WHAT TO PRODUCE
Counting task for the entries below: give the number of lines that contain the word "content", with no other text.

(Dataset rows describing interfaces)
*****
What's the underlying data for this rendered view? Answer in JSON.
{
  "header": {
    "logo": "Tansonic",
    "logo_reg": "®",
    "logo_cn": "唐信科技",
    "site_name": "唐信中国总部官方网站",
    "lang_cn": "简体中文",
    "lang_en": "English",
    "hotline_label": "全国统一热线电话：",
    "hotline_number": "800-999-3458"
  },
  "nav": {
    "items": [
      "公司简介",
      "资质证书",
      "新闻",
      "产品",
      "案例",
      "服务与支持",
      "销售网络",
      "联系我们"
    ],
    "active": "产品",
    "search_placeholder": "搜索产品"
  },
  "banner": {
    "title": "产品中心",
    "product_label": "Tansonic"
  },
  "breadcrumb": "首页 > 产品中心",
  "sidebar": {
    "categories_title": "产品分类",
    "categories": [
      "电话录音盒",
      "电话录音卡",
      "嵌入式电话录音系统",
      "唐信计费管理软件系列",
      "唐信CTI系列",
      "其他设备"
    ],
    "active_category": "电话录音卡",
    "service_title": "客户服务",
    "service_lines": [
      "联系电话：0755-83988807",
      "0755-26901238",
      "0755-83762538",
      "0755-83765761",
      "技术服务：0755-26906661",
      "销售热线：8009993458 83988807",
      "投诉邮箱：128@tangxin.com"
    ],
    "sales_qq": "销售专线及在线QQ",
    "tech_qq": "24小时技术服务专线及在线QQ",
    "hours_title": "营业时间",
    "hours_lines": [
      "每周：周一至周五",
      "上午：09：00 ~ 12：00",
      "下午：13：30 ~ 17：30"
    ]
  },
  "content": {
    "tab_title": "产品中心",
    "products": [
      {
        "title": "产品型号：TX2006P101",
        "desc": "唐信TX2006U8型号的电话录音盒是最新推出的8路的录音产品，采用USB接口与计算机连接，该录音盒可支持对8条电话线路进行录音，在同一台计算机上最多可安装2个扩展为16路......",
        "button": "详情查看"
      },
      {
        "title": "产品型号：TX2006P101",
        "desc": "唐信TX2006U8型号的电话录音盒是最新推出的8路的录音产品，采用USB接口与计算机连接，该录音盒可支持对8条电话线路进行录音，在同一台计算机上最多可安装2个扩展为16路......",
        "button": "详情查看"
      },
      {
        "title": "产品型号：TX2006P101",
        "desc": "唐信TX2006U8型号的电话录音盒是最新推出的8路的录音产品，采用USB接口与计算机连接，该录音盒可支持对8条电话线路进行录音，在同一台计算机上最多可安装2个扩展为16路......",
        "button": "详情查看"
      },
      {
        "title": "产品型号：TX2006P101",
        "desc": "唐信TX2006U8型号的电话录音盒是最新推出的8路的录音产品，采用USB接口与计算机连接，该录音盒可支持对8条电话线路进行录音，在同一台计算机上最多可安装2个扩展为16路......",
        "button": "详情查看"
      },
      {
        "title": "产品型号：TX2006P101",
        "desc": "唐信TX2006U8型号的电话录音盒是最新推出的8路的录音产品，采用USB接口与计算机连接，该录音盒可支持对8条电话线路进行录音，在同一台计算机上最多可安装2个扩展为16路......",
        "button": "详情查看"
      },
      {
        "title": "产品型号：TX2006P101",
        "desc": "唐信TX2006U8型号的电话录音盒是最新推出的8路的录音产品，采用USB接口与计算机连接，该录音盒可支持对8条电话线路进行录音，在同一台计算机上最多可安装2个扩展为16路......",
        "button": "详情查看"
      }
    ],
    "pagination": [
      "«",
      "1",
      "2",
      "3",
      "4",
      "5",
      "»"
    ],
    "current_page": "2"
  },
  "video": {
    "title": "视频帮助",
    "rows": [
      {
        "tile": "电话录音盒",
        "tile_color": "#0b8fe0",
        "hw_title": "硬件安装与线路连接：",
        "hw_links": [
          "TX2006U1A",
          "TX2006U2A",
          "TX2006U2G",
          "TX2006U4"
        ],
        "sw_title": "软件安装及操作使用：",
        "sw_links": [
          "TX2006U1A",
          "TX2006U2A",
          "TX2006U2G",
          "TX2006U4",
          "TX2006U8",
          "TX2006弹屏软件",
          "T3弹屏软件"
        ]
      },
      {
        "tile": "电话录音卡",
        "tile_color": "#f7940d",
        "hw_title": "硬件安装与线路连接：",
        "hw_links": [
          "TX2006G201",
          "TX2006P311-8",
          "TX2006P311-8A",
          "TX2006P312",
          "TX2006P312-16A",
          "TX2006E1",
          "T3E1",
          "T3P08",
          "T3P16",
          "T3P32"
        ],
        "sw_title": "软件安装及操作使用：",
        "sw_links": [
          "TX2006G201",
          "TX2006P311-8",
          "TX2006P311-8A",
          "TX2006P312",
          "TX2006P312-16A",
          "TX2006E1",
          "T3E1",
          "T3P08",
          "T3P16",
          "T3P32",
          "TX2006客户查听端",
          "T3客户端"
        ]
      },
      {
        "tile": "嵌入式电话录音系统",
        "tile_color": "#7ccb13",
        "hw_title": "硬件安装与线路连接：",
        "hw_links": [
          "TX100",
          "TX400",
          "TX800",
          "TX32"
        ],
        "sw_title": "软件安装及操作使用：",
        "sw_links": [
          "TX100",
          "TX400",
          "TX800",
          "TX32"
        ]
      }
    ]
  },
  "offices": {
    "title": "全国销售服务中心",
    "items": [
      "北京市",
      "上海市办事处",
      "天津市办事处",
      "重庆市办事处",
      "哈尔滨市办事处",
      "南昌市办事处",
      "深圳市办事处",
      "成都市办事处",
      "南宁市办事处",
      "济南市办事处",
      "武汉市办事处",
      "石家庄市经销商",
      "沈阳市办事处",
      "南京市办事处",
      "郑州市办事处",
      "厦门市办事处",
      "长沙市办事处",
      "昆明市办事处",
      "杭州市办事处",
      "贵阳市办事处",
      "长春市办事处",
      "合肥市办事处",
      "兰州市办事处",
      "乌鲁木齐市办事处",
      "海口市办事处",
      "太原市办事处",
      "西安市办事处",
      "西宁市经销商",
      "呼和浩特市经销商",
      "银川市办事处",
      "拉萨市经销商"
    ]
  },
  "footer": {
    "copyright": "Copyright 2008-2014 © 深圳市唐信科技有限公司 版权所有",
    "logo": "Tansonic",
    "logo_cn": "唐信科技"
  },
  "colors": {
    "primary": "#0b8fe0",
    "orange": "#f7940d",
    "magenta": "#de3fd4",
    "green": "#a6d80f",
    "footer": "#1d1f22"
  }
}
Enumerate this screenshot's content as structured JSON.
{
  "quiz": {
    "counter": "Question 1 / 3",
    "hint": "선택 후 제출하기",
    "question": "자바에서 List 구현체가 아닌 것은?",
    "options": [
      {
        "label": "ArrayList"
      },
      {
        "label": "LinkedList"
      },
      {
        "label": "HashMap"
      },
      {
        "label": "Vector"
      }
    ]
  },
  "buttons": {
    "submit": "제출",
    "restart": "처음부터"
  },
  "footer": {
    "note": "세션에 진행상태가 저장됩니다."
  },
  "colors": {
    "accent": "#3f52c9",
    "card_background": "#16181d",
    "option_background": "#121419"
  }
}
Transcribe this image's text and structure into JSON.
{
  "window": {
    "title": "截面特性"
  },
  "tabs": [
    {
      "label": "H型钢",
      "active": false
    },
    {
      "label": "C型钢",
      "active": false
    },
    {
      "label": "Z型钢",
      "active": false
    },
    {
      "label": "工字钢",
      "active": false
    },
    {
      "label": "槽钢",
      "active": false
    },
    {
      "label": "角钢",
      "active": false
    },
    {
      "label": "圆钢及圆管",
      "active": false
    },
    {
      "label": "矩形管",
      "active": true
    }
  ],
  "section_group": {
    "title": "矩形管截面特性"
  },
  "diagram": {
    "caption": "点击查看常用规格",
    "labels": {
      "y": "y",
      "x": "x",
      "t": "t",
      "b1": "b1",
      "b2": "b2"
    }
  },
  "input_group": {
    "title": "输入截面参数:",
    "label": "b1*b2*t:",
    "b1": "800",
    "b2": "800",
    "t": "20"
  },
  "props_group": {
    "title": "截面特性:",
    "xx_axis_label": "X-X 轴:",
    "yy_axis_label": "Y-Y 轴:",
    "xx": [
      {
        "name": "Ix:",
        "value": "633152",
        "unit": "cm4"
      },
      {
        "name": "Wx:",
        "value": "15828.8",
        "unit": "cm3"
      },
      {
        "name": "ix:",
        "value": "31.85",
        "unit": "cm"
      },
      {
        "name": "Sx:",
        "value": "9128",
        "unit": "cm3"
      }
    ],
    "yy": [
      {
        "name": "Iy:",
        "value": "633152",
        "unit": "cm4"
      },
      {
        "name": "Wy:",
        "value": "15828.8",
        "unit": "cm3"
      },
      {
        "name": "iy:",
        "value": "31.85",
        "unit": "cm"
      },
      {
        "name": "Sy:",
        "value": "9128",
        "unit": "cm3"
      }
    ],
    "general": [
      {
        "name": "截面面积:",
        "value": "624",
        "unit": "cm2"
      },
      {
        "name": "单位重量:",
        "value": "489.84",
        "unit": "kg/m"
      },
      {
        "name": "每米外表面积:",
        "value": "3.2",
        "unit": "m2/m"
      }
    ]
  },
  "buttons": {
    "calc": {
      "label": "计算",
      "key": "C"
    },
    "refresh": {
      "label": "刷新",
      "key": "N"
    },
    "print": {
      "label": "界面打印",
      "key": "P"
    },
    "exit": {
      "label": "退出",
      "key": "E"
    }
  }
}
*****
COMPLETED TASK
2